with fruit flies have allowed researchers to find and analyze rare genetic
mutations that are commonly found in autistic individuals. By using fruit flies
as ‘living test tubes’, researchers can study which genetic variants identified
in autism spectrum disorder persons have functional consequences. The work
focused on missense mutations, in which a switch of a single DNA letter alters
one amino acid in a protein.
“The scientists engineered 79 autism-linked variants — most
of which are missense variants — into the equivalent genes in fruit flies, or
Drosophila. The variants came from the Simons Simplex Collection, a repository
of genetic data from families with one autistic child. The researchers
discovered that 30 of these changes had significant consequences for the flies,
such as a reduction in courtship behaviors; greater or lesser amounts of
grooming; smaller eyes; and smaller, crumpled, serrated, blistered or absent
wings” (Choi, 2022).
Scientists cautioned that although these 30 mutations did
have strong consequences in fruit flies, they did not mean that they all had a
direct correlation to autism in humans. One of the genes linked to disruptive

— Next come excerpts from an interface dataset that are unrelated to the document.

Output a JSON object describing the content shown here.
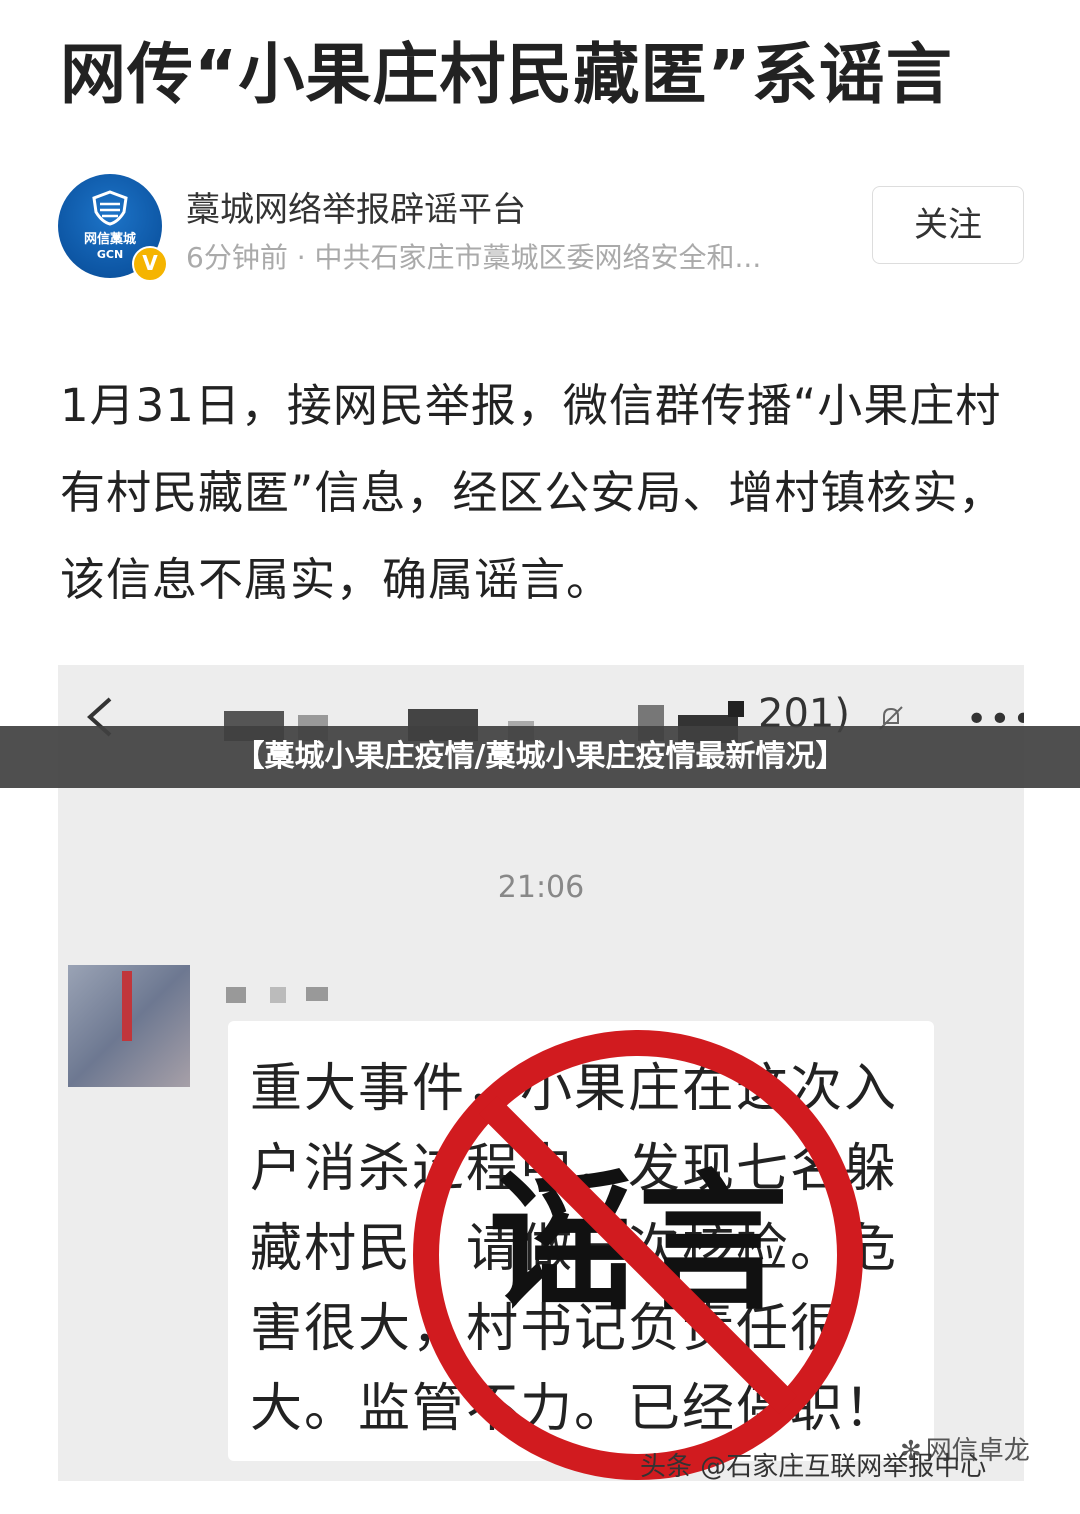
{
  "article": {
    "title": "网传“小果庄村民藏匿”系谣言",
    "author_name": "藁城网络举报辟谣平台",
    "author_meta": "6分钟前 · 中共石家庄市藁城区委网络安全和...",
    "avatar_logo_text": "网信藁城",
    "avatar_logo_sub": "GCN",
    "verified_badge": "V",
    "follow_label": "关注",
    "body": "1月31日，接网民举报，微信群传播“小果庄村有村民藏匿”信息，经区公安局、增村镇核实，该信息不属实，确属谣言。"
  },
  "screenshot": {
    "chat_title_suffix": "201)",
    "time": "21:06",
    "message": "重大事件，小果庄在这次入户消杀过程中，发现七名躲藏村民。请做一次核检。危害很大，村书记负责任很大。监管不力。已经停职！",
    "stamp_label": "谣言",
    "stamp_color": "#d11b1f",
    "icons": {
      "back": "chevron-left-icon",
      "mute": "mute-bell-icon",
      "more": "more-dots-icon"
    }
  },
  "banner": {
    "text": "【藁城小果庄疫情/藁城小果庄疫情最新情况】"
  },
  "watermarks": {
    "toutiao": "头条 @石家庄互联网举报中心",
    "wechat": "网信卓龙"
  }
}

effects in fruit flies is GLRA2. It helps control chemical messengers in the
brain but if not present or found to be mutated shows as a spectrum of
neurodevelopmental conditions, such as autism, epilepsy, developmental delay, and
The strategy and testing method could help researchers
investigate other human mutations of unknown significance and determine how
genetics affect other diseases as well.
More research on autism and genetic studies can be accessed here.